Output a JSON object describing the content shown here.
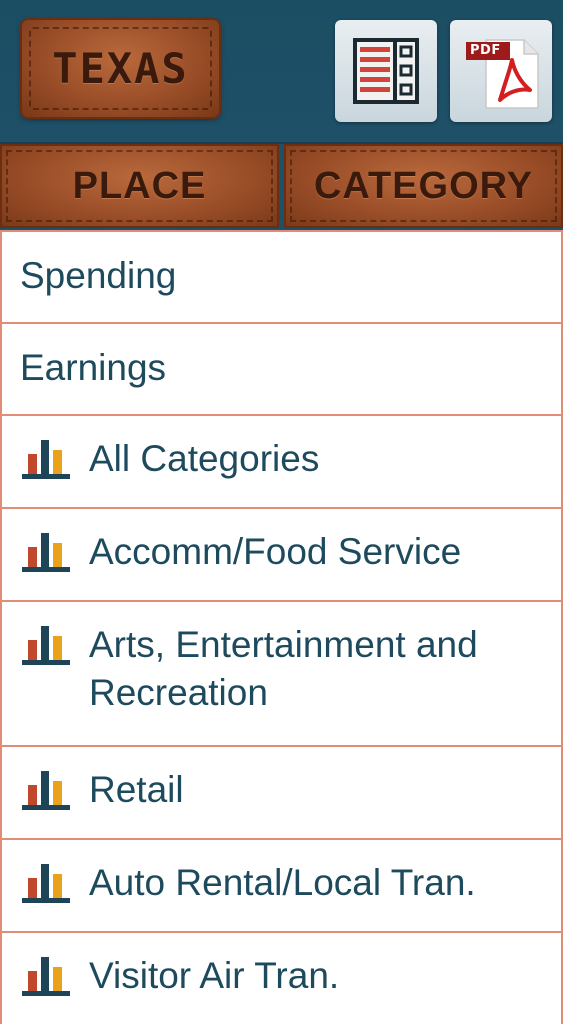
{
  "header": {
    "logo_text": "TEXAS",
    "table_button": {
      "icon": "table-icon"
    },
    "pdf_button": {
      "icon": "pdf-icon",
      "badge": "PDF"
    }
  },
  "segments": [
    {
      "label": "PLACE"
    },
    {
      "label": "CATEGORY"
    }
  ],
  "list": {
    "plain_items": [
      {
        "label": "Spending"
      },
      {
        "label": "Earnings"
      }
    ],
    "category_items": [
      {
        "label": "All Categories",
        "icon": "bar-chart-icon"
      },
      {
        "label": "Accomm/Food Service",
        "icon": "bar-chart-icon"
      },
      {
        "label": "Arts, Entertainment and Recreation",
        "icon": "bar-chart-icon"
      },
      {
        "label": "Retail",
        "icon": "bar-chart-icon"
      },
      {
        "label": "Auto Rental/Local Tran.",
        "icon": "bar-chart-icon"
      },
      {
        "label": "Visitor Air Tran.",
        "icon": "bar-chart-icon"
      }
    ]
  },
  "colors": {
    "header_bg": "#1e5068",
    "leather": "#9a4e28",
    "row_border": "#e08c77",
    "text": "#1e4a5e",
    "icon_red": "#c0482c",
    "icon_orange": "#e9a21a",
    "icon_navy": "#1d4457"
  }
}
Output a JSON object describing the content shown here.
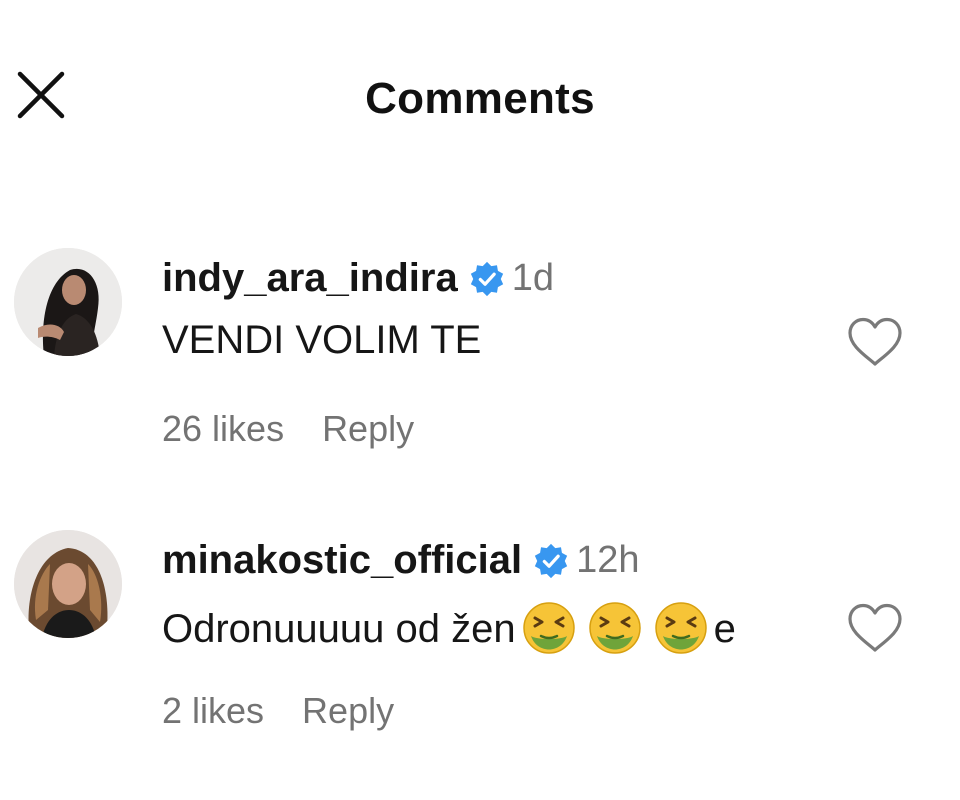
{
  "header": {
    "title": "Comments",
    "close_icon": "close-icon"
  },
  "comments": [
    {
      "username": "indy_ara_indira",
      "verified": true,
      "time": "1d",
      "text": "VENDI VOLIM TE",
      "likes": "26 likes",
      "reply_label": "Reply",
      "like_icon": "heart-outline-icon"
    },
    {
      "username": "minakostic_official",
      "verified": true,
      "time": "12h",
      "text_before": "Odronuuuuu od žen",
      "emojis": [
        "nauseated-face-emoji",
        "nauseated-face-emoji",
        "nauseated-face-emoji"
      ],
      "text_after": "e",
      "likes": "2 likes",
      "reply_label": "Reply",
      "like_icon": "heart-outline-icon"
    }
  ],
  "colors": {
    "verified_badge": "#3897f0",
    "secondary_text": "#737373",
    "primary_text": "#161616"
  }
}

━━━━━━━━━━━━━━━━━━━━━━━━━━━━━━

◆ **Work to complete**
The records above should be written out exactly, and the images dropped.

◆ **Exercise output**
Output a JSON object describing the content shown here.
{
  "header": {
    "logo_text": "TEXAS",
    "table_button": {
      "icon": "table-icon"
    },
    "pdf_button": {
      "icon": "pdf-icon",
      "badge": "PDF"
    }
  },
  "segments": [
    {
      "label": "PLACE"
    },
    {
      "label": "CATEGORY"
    }
  ],
  "list": {
    "plain_items": [
      {
        "label": "Spending"
      },
      {
        "label": "Earnings"
      }
    ],
    "category_items": [
      {
        "label": "All Categories",
        "icon": "bar-chart-icon"
      },
      {
        "label": "Accomm/Food Service",
        "icon": "bar-chart-icon"
      },
      {
        "label": "Arts, Entertainment and Recreation",
        "icon": "bar-chart-icon"
      },
      {
        "label": "Retail",
        "icon": "bar-chart-icon"
      },
      {
        "label": "Auto Rental/Local Tran.",
        "icon": "bar-chart-icon"
      },
      {
        "label": "Visitor Air Tran.",
        "icon": "bar-chart-icon"
      }
    ]
  },
  "colors": {
    "header_bg": "#1e5068",
    "leather": "#9a4e28",
    "row_border": "#e08c77",
    "text": "#1e4a5e",
    "icon_red": "#c0482c",
    "icon_orange": "#e9a21a",
    "icon_navy": "#1d4457"
  }
}
Output a JSON object describing the content shown here.
{
  "header": {
    "title": "Comments",
    "close_icon": "close-icon"
  },
  "comments": [
    {
      "username": "indy_ara_indira",
      "verified": true,
      "time": "1d",
      "text": "VENDI VOLIM TE",
      "likes": "26 likes",
      "reply_label": "Reply",
      "like_icon": "heart-outline-icon"
    },
    {
      "username": "minakostic_official",
      "verified": true,
      "time": "12h",
      "text_before": "Odronuuuuu od žen",
      "emojis": [
        "nauseated-face-emoji",
        "nauseated-face-emoji",
        "nauseated-face-emoji"
      ],
      "text_after": "e",
      "likes": "2 likes",
      "reply_label": "Reply",
      "like_icon": "heart-outline-icon"
    }
  ],
  "colors": {
    "verified_badge": "#3897f0",
    "secondary_text": "#737373",
    "primary_text": "#161616"
  }
}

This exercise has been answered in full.